**** Provided records
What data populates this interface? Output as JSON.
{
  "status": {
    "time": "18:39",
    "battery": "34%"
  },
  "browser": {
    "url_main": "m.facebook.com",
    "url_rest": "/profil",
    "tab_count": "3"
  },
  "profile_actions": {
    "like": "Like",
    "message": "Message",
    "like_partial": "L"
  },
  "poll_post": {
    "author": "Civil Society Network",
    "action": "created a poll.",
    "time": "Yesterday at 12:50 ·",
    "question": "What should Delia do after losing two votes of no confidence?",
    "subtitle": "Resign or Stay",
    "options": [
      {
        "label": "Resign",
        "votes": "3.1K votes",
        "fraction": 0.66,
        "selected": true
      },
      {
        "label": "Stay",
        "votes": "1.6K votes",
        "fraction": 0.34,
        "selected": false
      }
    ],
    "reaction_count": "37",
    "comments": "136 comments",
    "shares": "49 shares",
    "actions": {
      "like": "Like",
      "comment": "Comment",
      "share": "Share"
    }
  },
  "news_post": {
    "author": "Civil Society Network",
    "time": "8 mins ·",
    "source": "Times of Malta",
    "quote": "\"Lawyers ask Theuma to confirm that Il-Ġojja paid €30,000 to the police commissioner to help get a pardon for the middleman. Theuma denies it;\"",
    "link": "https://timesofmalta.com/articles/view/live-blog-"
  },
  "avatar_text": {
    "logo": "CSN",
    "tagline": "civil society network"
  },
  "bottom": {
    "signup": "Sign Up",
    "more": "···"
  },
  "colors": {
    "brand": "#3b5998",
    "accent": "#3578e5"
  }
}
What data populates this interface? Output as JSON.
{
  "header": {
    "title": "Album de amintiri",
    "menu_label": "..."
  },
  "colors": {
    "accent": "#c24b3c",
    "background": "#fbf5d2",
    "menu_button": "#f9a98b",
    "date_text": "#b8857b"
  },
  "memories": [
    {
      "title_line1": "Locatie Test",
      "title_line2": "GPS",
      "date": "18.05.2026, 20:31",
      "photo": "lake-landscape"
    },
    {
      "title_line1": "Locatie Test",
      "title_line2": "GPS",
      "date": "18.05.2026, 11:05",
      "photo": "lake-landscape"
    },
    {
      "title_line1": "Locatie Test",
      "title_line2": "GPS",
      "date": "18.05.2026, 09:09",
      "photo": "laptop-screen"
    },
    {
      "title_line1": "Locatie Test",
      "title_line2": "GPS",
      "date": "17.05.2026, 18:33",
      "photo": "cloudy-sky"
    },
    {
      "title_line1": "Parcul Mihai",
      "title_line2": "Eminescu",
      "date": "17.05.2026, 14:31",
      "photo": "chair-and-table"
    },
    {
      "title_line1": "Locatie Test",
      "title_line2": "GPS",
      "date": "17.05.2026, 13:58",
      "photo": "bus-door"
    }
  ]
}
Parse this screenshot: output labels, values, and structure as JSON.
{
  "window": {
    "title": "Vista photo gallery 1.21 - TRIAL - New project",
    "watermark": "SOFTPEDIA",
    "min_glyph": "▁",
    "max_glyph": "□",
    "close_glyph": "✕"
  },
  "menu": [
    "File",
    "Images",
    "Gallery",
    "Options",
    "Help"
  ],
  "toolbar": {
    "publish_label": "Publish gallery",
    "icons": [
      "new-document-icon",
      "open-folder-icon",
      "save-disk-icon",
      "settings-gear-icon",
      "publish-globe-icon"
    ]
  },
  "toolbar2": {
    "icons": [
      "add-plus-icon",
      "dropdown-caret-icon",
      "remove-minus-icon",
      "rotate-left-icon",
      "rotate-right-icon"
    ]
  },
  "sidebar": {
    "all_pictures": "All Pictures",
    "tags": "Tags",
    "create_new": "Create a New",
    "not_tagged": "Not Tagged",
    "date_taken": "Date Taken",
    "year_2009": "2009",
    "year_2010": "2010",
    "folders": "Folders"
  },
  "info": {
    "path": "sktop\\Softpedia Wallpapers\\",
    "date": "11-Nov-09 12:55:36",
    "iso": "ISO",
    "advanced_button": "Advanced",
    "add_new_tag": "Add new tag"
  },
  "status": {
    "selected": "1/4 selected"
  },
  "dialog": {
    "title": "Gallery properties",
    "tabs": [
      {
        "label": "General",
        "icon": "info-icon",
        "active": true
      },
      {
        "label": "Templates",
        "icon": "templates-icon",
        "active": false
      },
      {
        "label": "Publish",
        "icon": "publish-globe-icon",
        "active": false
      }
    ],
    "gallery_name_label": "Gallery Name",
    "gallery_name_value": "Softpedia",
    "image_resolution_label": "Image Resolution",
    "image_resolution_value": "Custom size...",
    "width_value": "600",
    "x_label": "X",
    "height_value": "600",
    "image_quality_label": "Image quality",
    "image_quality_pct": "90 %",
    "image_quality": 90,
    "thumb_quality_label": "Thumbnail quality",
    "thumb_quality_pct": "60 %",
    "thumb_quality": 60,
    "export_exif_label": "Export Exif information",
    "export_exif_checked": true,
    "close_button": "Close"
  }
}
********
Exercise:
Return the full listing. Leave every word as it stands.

Task solution:
What data populates this interface? Output as JSON.
{
  "status": {
    "time": "18:39",
    "battery": "34%"
  },
  "browser": {
    "url_main": "m.facebook.com",
    "url_rest": "/profil",
    "tab_count": "3"
  },
  "profile_actions": {
    "like": "Like",
    "message": "Message",
    "like_partial": "L"
  },
  "poll_post": {
    "author": "Civil Society Network",
    "action": "created a poll.",
    "time": "Yesterday at 12:50 ·",
    "question": "What should Delia do after losing two votes of no confidence?",
    "subtitle": "Resign or Stay",
    "options": [
      {
        "label": "Resign",
        "votes": "3.1K votes",
        "fraction": 0.66,
        "selected": true
      },
      {
        "label": "Stay",
        "votes": "1.6K votes",
        "fraction": 0.34,
        "selected": false
      }
    ],
    "reaction_count": "37",
    "comments": "136 comments",
    "shares": "49 shares",
    "actions": {
      "like": "Like",
      "comment": "Comment",
      "share": "Share"
    }
  },
  "news_post": {
    "author": "Civil Society Network",
    "time": "8 mins ·",
    "source": "Times of Malta",
    "quote": "\"Lawyers ask Theuma to confirm that Il-Ġojja paid €30,000 to the police commissioner to help get a pardon for the middleman. Theuma denies it;\"",
    "link": "https://timesofmalta.com/articles/view/live-blog-"
  },
  "avatar_text": {
    "logo": "CSN",
    "tagline": "civil society network"
  },
  "bottom": {
    "signup": "Sign Up",
    "more": "···"
  },
  "colors": {
    "brand": "#3b5998",
    "accent": "#3578e5"
  }
}
What data populates this interface? Output as JSON.
{
  "header": {
    "title": "Album de amintiri",
    "menu_label": "..."
  },
  "colors": {
    "accent": "#c24b3c",
    "background": "#fbf5d2",
    "menu_button": "#f9a98b",
    "date_text": "#b8857b"
  },
  "memories": [
    {
      "title_line1": "Locatie Test",
      "title_line2": "GPS",
      "date": "18.05.2026, 20:31",
      "photo": "lake-landscape"
    },
    {
      "title_line1": "Locatie Test",
      "title_line2": "GPS",
      "date": "18.05.2026, 11:05",
      "photo": "lake-landscape"
    },
    {
      "title_line1": "Locatie Test",
      "title_line2": "GPS",
      "date": "18.05.2026, 09:09",
      "photo": "laptop-screen"
    },
    {
      "title_line1": "Locatie Test",
      "title_line2": "GPS",
      "date": "17.05.2026, 18:33",
      "photo": "cloudy-sky"
    },
    {
      "title_line1": "Parcul Mihai",
      "title_line2": "Eminescu",
      "date": "17.05.2026, 14:31",
      "photo": "chair-and-table"
    },
    {
      "title_line1": "Locatie Test",
      "title_line2": "GPS",
      "date": "17.05.2026, 13:58",
      "photo": "bus-door"
    }
  ]
}
Parse this screenshot: output labels, values, and structure as JSON.
{
  "window": {
    "title": "Vista photo gallery 1.21 - TRIAL - New project",
    "watermark": "SOFTPEDIA",
    "min_glyph": "▁",
    "max_glyph": "□",
    "close_glyph": "✕"
  },
  "menu": [
    "File",
    "Images",
    "Gallery",
    "Options",
    "Help"
  ],
  "toolbar": {
    "publish_label": "Publish gallery",
    "icons": [
      "new-document-icon",
      "open-folder-icon",
      "save-disk-icon",
      "settings-gear-icon",
      "publish-globe-icon"
    ]
  },
  "toolbar2": {
    "icons": [
      "add-plus-icon",
      "dropdown-caret-icon",
      "remove-minus-icon",
      "rotate-left-icon",
      "rotate-right-icon"
    ]
  },
  "sidebar": {
    "all_pictures": "All Pictures",
    "tags": "Tags",
    "create_new": "Create a New",
    "not_tagged": "Not Tagged",
    "date_taken": "Date Taken",
    "year_2009": "2009",
    "year_2010": "2010",
    "folders": "Folders"
  },
  "info": {
    "path": "sktop\\Softpedia Wallpapers\\",
    "date": "11-Nov-09 12:55:36",
    "iso": "ISO",
    "advanced_button": "Advanced",
    "add_new_tag": "Add new tag"
  },
  "status": {
    "selected": "1/4 selected"
  },
  "dialog": {
    "title": "Gallery properties",
    "tabs": [
      {
        "label": "General",
        "icon": "info-icon",
        "active": true
      },
      {
        "label": "Templates",
        "icon": "templates-icon",
        "active": false
      },
      {
        "label": "Publish",
        "icon": "publish-globe-icon",
        "active": false
      }
    ],
    "gallery_name_label": "Gallery Name",
    "gallery_name_value": "Softpedia",
    "image_resolution_label": "Image Resolution",
    "image_resolution_value": "Custom size...",
    "width_value": "600",
    "x_label": "X",
    "height_value": "600",
    "image_quality_label": "Image quality",
    "image_quality_pct": "90 %",
    "image_quality": 90,
    "thumb_quality_label": "Thumbnail quality",
    "thumb_quality_pct": "60 %",
    "thumb_quality": 60,
    "export_exif_label": "Export Exif information",
    "export_exif_checked": true,
    "close_button": "Close"
  }
}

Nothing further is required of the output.